wall...slightly furry at the edges, as Pete succinctly put it.
I've heard it said that you can't play a Grafton alongside another sax
player because of the difference in tone.
Complete rubbish. I've sat beside many a decent player who's had a far
more woolier tone than the Grafton puts out, including one lovely old
gent whose alto tone sounded like Ben Webster playing under a duvet -
which is quite a feat, when you think about it.
My Rousseau mouthpiece lifted the clarity a little, and a brighter piece
would introduce the requisite sparkle if you so desired.
So why did these strange beast die out?
Well, as mentioned, the chief reason was their fragility, unreliability
and difficulty when it came to repairs - but perhaps the biggest impact
came from sheer prejudice.
You have to remember that this horn was cutting edge in its day, and if
I've learnt one thing in my decades of being surrounded by musicians it's
that they can be a remarkably conservative bunch when it comes to innovations
The exact same thing happened with the introduction of mass-produced horns
from Japan in the 1970's - and you'll still find many a modern-day clarinettists
who pours scorn on 'plastic' clarinets. Witness too the resistance to
adequate Ultra-Cheap horns coming out of China these days.
What really must be remembered is that this horn was never intended to
be used as a professional instrument. The whole point about it was that
it could be built cheaply and easily, and thus sold cheaply to beginners.

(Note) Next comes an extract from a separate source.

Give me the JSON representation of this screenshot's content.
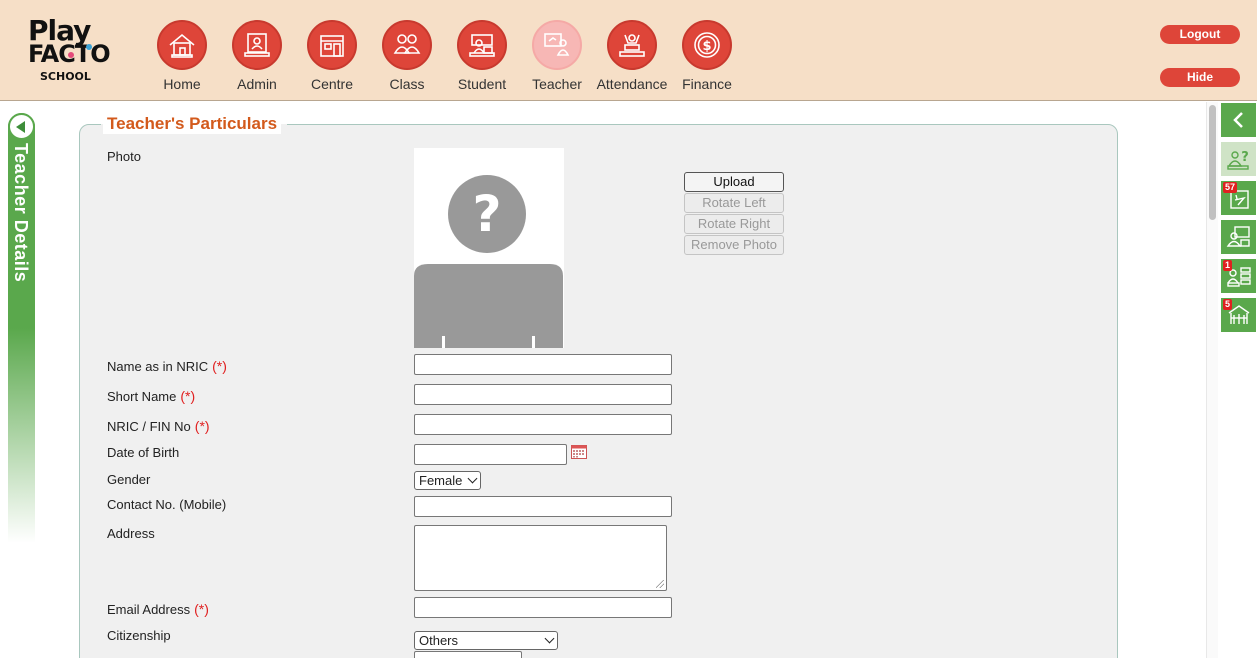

In other words it's the Buffet B12 of saxophones - and that's something
that has to be taken into account when assessing its action and tone.
That it found its way into the professional 'hall of fame' is perhaps
more than the designer could ever have hoped for.
I still believe the premise was a sound one, and it's perhaps an idea
that's well overdue for a fresh look. There are many advantages to using
a synthetic body, and pretty much all of the disadvantages that plagued
the Grafton could be easily overcome with modern plastics and resins.
Just think of it...a carbon-fibre horn, fitted with L.E.Ds moulded into
the body that light up as you play! Who could resist it?
At the time of writing this review (2005) the Grafton was unique in having
a synthetic body, but since then we've seen the debut of the Vibratosax
- which takes the concept a step further by also using synthetic materials
for the keywork. I think it's fair to say that, like the Grafton, it has
Mr.Sommaruga certainly left a legacy behind him. Even today, the Grafton
never fails to impress whenever it makes its appearance on stage - and
it impresses in two distinct ways. For the punters, it's simply down to
the art-deco looks...but for any watching saxophonists it's more likely
to be because the thing hasn't yet fallen to pieces.
Much as I hate to say it, it's not really a player's piece anymore. Its
rarity and fragility have turned it into an 'investment opportunity',
and one that's likely to increase in value year on year. I expect we'll
still see them popping up on major gigs for the next few decades - and
the simple glamour of the horn will mean that there'll always be a market
for a Grafton that actually works.
For a more in-depth look at the technicial issues surrounding an overhaul
of one of these horns, check out my article on The